The "smoker" given by the Alameda Bicycle and Athletic Club on Saturday evening was largely attended and thoroughly enjoyed by all present. Speeches were made by prominent members of other clubs, congratulating the Alameda boys on their successful efforts to stimulate interest in cycling on the coast. The club presented Frank Waller with a gold watch in recognition of the fact that he reduced the world's 24-hour record on the Alameda track. After disposing of a substantial repast, spread in the pavilion, and discussing cycling affairs until a late lour, the guests dispersed with three cheers for their generous guests.
Secretary Smith of the Garden City Cyclers reports that everything will be in readiness for their big racing meet on September 9. The new track has been laid out and the corners banked. The top dressing of pulverized blue rock will be laid on this week, and the course will be in condition for training purposes by August 20. It is expected to be fast, as it is being built on approved lines.
The Bay City Wheelmen went on a run to Mill Valley yesterday. There was a large turnout, and nothing occurred to mar the pleasure of the occasion. The initiation fee of this popular organization has been reduced to $5.
The California Cycling Club had a great time at Alameda yesterday "trying out" its racing men. There were some lively spurts, and the time of all the fast ones was taken for future reference. Several members of the Pacific Road Club also tested their speed on the track. Captain Hancock is developing rapidly aud bids fair to come to the front should he enter in the September races.
The Pacific Road Club is making arrangements for a series of road races for a medal which will have to be won three times by the same person to become private property.
And now the Acmes of Oakland are talking of building a track. The more the merrier.

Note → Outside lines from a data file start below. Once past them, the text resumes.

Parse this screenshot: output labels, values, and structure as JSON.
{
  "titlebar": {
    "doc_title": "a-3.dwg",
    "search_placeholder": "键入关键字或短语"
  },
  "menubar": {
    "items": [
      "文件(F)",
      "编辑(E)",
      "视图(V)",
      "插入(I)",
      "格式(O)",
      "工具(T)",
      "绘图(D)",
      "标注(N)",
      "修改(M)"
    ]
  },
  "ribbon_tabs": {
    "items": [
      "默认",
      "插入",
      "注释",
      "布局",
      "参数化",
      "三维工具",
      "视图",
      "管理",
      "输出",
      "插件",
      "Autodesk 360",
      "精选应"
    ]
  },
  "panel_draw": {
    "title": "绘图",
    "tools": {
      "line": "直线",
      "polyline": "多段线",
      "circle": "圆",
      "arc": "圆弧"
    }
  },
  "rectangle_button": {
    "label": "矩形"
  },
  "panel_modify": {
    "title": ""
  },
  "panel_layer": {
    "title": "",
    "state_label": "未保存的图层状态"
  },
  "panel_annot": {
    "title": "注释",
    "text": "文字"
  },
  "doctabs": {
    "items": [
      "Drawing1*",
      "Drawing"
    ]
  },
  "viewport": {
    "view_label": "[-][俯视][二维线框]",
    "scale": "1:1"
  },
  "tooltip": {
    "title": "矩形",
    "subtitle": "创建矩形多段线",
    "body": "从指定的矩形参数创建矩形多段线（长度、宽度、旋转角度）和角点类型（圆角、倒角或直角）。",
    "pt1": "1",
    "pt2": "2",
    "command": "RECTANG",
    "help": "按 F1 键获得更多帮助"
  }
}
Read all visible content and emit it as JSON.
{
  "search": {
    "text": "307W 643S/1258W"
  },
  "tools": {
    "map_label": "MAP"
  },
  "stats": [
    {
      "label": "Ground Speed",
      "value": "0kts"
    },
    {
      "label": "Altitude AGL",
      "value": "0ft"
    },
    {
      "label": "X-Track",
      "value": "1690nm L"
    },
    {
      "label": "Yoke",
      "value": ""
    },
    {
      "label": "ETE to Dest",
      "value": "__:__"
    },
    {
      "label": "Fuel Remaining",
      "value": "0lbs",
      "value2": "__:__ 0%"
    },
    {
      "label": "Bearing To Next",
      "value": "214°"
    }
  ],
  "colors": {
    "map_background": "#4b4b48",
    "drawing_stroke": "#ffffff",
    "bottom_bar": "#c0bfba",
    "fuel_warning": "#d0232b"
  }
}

It is time to say a word against the cramped position on the wheel assumed by too many riders, who apparently wish to be considered "scorchers.” It is neither graceful nor healthy to double up like a half-closed jack-knife. Besides prejudicing people of sense against cycling as a beneficial exercise, this attitude is not calculated to inspire any spectator with the idea that the rider is on pleasure bent.
Of course the event of the week was the lowering of the world's record to 2:11 by G. F. Taylor of the Manhattan Athletic Club. As this wonderful time was made from a standing start, it must be considered as equal to 2:07 had the rider passed the starter going at full speed, as a trotting horse always does. Hence it is safe to assert that the bicycle is capable of greater speed than even Sunol or Maud S.
The Alameda club has a mascot. It came from Japan, proudly wears the Nile green and pink, and is known as Little Ah There!
The San Francisco club had no regular run yesterday, but many of the members took trips into the country. It is rumored that Secretary Cobden was seen on the road to Coventry Cross. Captain Pixley at last accounts was pushing his pneumatic up Mount Shasta. When he reaches the snow line he will turn around and coast into Oakland.